Census records tell us a mere 1,938 people lived in Miles City in 1900, but by 1910 that number had jumped to 4,697 and ten years later, 1920, almost 8,000 people lived there. Hemmed in by the Yellowstone River and the mainline of the Northern Pacific, the town spread to the east, along Main Street, and then north into the new neighborhoods associated with the Milwaukee Road developments.
The East Main Historic District has a number of architecturally distinctive buildings from the 1910. The Horton House (1911) is an excellent example of the “American Four-Square” house designed by Miles City architect Brynjulf Rivenes. The two-story house is now a bed and breakfast business. You don’t typically equate eastern Montana towns with the latest in domestic architecture styles, but the Love House (1916) is an excellent Montana example of the Prairie style, first created by famed architect Frank Lloyd Wright and here executed in a design from George Wageley. Another example of the Prairie style from that same decade is the Pope House, built by Thomas Horton.
Just off of East Main Street is the Wibaux Park neighborhood, centered around a public space donated by cattleman Pierre Wibaux in 1915. Here the dwellings included bungalows, Colonial Revival cottages, and an impressive example of Tudor Revival style.
Congregations also built large, architecturally distinctive church buildings to serve their growing congregations.
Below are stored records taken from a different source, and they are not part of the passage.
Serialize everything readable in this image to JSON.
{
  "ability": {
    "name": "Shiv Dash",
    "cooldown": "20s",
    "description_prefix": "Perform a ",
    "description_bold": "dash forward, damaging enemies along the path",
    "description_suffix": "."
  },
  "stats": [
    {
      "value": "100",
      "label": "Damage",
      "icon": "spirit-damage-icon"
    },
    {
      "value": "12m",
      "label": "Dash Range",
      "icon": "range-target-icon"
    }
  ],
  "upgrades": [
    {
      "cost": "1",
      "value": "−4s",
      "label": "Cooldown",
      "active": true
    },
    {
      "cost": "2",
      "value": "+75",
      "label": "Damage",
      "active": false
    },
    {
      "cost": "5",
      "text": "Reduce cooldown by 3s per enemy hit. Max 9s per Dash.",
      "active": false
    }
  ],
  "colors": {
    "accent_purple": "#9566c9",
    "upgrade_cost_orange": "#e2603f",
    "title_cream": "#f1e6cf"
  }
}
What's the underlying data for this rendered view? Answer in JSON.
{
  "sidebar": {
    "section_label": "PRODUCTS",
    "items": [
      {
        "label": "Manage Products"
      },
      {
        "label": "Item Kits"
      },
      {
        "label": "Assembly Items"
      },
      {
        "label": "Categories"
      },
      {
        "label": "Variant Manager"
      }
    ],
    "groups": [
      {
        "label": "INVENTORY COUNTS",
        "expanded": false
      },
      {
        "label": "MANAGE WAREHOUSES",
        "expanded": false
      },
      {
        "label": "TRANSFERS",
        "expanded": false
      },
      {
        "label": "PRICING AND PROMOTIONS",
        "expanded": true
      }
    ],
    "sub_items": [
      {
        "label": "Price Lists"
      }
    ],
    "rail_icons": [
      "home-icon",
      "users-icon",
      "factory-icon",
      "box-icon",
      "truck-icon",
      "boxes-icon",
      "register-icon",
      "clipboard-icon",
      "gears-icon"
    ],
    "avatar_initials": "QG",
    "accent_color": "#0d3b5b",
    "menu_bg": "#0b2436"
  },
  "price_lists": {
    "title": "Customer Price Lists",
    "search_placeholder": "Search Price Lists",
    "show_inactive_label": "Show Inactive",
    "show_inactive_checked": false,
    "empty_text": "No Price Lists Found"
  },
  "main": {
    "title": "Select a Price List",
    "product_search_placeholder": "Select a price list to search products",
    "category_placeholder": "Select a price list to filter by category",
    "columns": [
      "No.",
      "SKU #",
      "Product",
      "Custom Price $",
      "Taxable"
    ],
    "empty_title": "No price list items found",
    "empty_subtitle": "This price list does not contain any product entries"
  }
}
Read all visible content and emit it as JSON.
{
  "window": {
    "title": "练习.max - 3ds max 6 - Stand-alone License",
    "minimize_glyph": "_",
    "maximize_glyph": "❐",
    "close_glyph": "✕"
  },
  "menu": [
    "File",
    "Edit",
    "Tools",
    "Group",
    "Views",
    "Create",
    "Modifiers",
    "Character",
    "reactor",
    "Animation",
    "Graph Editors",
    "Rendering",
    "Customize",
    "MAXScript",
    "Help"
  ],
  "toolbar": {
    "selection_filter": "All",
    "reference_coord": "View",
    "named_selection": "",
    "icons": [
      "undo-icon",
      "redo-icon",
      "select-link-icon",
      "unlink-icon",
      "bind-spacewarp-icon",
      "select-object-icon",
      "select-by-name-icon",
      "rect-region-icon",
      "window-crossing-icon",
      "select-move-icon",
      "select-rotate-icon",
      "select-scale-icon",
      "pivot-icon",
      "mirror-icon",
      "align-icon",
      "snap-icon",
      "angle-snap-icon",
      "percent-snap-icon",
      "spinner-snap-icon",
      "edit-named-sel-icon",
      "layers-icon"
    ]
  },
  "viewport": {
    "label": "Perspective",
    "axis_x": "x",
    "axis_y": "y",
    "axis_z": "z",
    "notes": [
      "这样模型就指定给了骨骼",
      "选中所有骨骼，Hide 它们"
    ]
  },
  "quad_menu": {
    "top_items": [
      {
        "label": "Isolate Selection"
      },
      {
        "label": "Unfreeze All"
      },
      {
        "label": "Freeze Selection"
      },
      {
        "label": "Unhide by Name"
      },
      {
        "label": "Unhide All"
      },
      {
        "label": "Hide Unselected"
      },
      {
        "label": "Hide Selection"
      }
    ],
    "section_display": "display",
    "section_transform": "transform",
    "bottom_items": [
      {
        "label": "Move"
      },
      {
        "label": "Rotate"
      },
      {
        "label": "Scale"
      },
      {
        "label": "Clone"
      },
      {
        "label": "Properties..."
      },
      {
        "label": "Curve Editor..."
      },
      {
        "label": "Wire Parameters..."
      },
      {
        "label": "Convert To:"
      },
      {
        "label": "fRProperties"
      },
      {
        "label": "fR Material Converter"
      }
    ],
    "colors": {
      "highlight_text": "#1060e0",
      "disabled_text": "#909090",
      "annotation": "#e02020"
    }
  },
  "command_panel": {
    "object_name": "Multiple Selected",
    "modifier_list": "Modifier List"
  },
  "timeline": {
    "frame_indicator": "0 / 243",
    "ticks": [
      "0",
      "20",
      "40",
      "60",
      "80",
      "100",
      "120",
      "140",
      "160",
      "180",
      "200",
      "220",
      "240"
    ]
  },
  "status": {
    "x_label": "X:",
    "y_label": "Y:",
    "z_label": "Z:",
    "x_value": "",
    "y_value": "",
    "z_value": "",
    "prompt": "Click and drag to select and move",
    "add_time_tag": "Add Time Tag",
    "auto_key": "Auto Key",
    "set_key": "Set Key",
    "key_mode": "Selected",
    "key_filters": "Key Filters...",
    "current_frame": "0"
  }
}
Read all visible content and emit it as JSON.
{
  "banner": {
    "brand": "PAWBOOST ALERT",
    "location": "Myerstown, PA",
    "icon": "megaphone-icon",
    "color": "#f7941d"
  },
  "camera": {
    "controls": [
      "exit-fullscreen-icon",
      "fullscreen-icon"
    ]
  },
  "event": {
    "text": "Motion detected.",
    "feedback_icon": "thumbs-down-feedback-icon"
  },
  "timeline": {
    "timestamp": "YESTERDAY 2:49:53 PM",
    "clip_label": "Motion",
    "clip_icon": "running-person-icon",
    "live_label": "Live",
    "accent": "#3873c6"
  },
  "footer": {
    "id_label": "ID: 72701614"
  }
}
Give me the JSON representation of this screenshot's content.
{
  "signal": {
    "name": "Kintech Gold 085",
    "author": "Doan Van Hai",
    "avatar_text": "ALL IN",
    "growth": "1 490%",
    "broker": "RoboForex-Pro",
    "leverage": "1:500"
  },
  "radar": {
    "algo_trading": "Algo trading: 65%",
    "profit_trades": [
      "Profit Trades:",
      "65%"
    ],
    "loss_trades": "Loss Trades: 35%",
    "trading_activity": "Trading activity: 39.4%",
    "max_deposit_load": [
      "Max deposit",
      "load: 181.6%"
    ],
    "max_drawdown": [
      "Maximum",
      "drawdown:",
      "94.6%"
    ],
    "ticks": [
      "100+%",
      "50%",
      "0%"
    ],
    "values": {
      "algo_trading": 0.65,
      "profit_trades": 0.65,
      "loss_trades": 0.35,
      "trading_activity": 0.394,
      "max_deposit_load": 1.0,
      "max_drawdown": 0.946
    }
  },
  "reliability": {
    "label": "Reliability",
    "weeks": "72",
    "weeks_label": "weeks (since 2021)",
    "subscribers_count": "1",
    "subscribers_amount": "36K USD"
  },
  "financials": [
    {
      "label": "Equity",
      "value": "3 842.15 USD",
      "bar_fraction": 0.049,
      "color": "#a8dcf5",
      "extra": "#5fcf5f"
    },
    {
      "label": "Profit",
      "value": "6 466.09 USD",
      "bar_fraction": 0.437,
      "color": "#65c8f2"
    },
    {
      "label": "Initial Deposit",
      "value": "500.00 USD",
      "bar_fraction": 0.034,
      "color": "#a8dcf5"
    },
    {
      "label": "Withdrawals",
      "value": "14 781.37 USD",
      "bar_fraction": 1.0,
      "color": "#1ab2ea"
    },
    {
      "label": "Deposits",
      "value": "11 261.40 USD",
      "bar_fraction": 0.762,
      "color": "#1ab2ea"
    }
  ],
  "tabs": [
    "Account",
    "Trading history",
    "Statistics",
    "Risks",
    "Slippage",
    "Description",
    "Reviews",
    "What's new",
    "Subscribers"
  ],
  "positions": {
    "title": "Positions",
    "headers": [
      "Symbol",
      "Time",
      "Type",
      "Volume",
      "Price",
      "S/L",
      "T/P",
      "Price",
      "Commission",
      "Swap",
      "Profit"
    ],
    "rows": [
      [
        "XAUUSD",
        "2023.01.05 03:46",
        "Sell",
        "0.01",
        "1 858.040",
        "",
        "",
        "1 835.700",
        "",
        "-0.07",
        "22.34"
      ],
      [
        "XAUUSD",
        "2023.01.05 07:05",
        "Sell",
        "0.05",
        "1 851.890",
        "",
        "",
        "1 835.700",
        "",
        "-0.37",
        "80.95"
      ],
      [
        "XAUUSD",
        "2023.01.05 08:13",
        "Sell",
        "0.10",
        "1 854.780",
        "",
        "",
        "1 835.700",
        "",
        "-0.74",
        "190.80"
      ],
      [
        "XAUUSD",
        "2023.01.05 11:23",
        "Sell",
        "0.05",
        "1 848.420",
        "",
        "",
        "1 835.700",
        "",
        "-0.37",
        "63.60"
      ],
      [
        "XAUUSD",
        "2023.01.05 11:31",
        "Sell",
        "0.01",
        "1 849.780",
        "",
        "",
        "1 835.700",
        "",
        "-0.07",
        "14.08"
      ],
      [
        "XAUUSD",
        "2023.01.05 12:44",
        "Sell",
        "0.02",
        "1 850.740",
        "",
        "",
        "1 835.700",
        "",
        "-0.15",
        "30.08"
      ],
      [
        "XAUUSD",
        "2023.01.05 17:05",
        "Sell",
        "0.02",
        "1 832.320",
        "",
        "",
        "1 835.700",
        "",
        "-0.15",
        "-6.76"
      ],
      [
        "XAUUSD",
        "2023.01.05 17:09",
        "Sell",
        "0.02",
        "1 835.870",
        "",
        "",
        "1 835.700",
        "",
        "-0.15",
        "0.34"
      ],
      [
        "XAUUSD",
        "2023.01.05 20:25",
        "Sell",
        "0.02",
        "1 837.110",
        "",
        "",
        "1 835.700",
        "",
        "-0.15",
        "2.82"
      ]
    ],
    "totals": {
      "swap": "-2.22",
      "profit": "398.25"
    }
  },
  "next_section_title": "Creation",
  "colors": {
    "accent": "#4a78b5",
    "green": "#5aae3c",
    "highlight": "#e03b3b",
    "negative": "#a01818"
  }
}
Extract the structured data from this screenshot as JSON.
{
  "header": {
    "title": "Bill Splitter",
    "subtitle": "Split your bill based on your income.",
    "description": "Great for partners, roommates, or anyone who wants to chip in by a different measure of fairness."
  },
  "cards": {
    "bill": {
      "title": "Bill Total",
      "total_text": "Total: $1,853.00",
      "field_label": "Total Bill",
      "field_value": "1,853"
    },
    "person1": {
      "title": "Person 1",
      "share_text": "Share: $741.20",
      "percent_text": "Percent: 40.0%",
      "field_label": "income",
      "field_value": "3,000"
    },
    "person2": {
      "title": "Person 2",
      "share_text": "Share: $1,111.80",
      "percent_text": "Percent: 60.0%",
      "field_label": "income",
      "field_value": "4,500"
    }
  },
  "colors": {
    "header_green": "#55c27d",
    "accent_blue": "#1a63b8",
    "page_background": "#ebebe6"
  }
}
The Methodists added a Gothic Revival style building, designed by Woodruff and McGulpin, in 1912. The Presbyterians added their own Gothic edifice two years later, a mammoth building designed by Brynjulf Rivenes that stood between the downtown commercial district and the new residential areas. The Catholics added a new Sacred Heart church in 1924, adding to the contributions started by the Ursulines at the first of the century.
New public schools–with the buildings still in use today–completed the process of urban growth between 1907 and 1925. The Custer County High School, finished in 1922, became a centerpiece not only of Miles City but the the county as a whole. Here was a modern facility that gave local students opportunities their parents never had. The boom had been magnificent but as drought and homesteading failures multiplified across eastern Montana by the mid-1920s, residents were learning that the bust would be transformative too. We will look at the era of bust and recovery next.